My son started asking questions. "When does this take place?" "When did Rome fall?" I couldn't remember. As we listened, we pieced together that the story took place during the first century AD. I still haven't looked up the date for the "Fall of Rome".
So we finished the story. My son, the difficult critic, LOVES it! We saw my adult daughter (who lives ~60 miles away) a couple of days later, and he was raving about how good it is, that she's going to love it. I tried to hang onto it for photos for this review, but after searching for it all day I called my daughter. She has with her! She thought I said she could take it! ::sigh:: No photos.
Little snippets of the story line: Beric has been educated in Rome and has gotten a good education, including an education in Rome's military techniques. Beric returns to his family in Brittain. As he comes of age he is made chief of his people (tribe, I think). The Brits don't want to be under subjection to Rome and are fighting to keep Britannia free, but the Brits don't have good methods for warfare. Beric trains his group how to fight, and for awhile they make a difference, but ultimately the Brits are overpowered by the Romans. Beric and his friends are taken captive and required to become gladiators.
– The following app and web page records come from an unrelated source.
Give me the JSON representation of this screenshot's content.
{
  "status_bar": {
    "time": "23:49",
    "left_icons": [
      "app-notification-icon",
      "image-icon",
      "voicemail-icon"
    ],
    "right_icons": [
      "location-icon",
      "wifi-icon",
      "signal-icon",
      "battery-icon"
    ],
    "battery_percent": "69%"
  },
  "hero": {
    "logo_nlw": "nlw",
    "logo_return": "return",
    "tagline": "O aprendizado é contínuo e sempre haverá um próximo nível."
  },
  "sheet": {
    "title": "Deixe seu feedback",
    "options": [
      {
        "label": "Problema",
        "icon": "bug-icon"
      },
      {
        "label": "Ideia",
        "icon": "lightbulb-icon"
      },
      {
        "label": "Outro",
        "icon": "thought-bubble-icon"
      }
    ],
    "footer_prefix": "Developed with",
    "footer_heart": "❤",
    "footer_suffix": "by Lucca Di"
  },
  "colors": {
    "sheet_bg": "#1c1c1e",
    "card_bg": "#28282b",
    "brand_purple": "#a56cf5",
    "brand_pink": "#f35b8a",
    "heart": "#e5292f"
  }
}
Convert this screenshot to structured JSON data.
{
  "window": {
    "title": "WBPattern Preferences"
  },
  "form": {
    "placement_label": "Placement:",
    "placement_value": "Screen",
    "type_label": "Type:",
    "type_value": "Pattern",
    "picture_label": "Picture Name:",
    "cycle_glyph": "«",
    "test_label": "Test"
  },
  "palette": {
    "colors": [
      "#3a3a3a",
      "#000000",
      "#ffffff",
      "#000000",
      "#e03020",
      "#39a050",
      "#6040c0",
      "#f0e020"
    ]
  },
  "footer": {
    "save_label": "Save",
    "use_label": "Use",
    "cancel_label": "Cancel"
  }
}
I won't tell you any more of the story now (no spoilers!). I will tell you there is a lot of battle as part of the story. When my son was younger he did not do well with this type of story. So I'm offering a warning here that tenderhearted children might not like this story. I now have a 16 year old who is in Civil Air Patrol, with plans to join the military. With his newer, mature mindset he loved all the battle tactics and descriptions of differences between how the Romans fought and how the Brits fought, and the changes Beric tried to implement. So when purchasing , you might want to listen to it yourself first and decide if one or more of your children might need to be exempted from listening to the story.
Beric came in a folded three-sectioned portfolio. It included two CDs and a little booklet that I can't describe because my daughter took it. Previous audio dramas from Heirloom included vocabulary, word search, crossword, and other fun educational items.
Included with the CD packet I received in the mail was a letter with instructions on how to access the bonus materials! So let me tell you about this wonderful bunch of bonuses! These include:
The study guide is a fabulous bonus. It is designed to help parents of younger students talk to their children about the storyline and its lessons. The study guide is 50 pages long and can be printed out double-sided on 8-12" X 11" paper. You can take it to a printer by storing it on a USB drive, or you can print pages you want at home in color or black and white.
The study guide has a beautifully illustrated cover page followed by a page giving credits to the cast and crew. Next comes the Introduction that describes how the study guide can be used. The study guide breaks the storyline down into shorter sections. It explains how each smaller section has a set of questions broken down into "Listening Well", "Thinking Further" and "Defining Words".
The next section of the study guide has small biographies about G.A. Henty (the author of Beric the Briton), Julius Caesar and Queen Boadicea. Then the question sections begin with "The Story Begins." I love the way the sections are broken down by disk # and track #. I also like that the sections are marked by tracking number. This way you can find the right spot regardless of how your device indicates its tracking. There are 30 sections of questions, and these also include some recipes and some links for further learning.
After the question sections there is a list of titles to consider for further learning about the early Brits and the Romans of the first century. This is followed by a section with historical background for Beric the Briton. There is a page encouraging following the "Live the Adventure Newsletter". This is followed by a Bible study and a section discussing the significance of the Colosseum in Christianity.
The study guide concludes with mentions of all the other audio dramas that have been produced thus far by Heirloom Audio Productions.
As I said, Beric The Briton is a winner in our house. I hope you will consider purchasing this and other audio dramas from Heirloom Audio Productions. I love their ministry and the way they are working to bring history alive!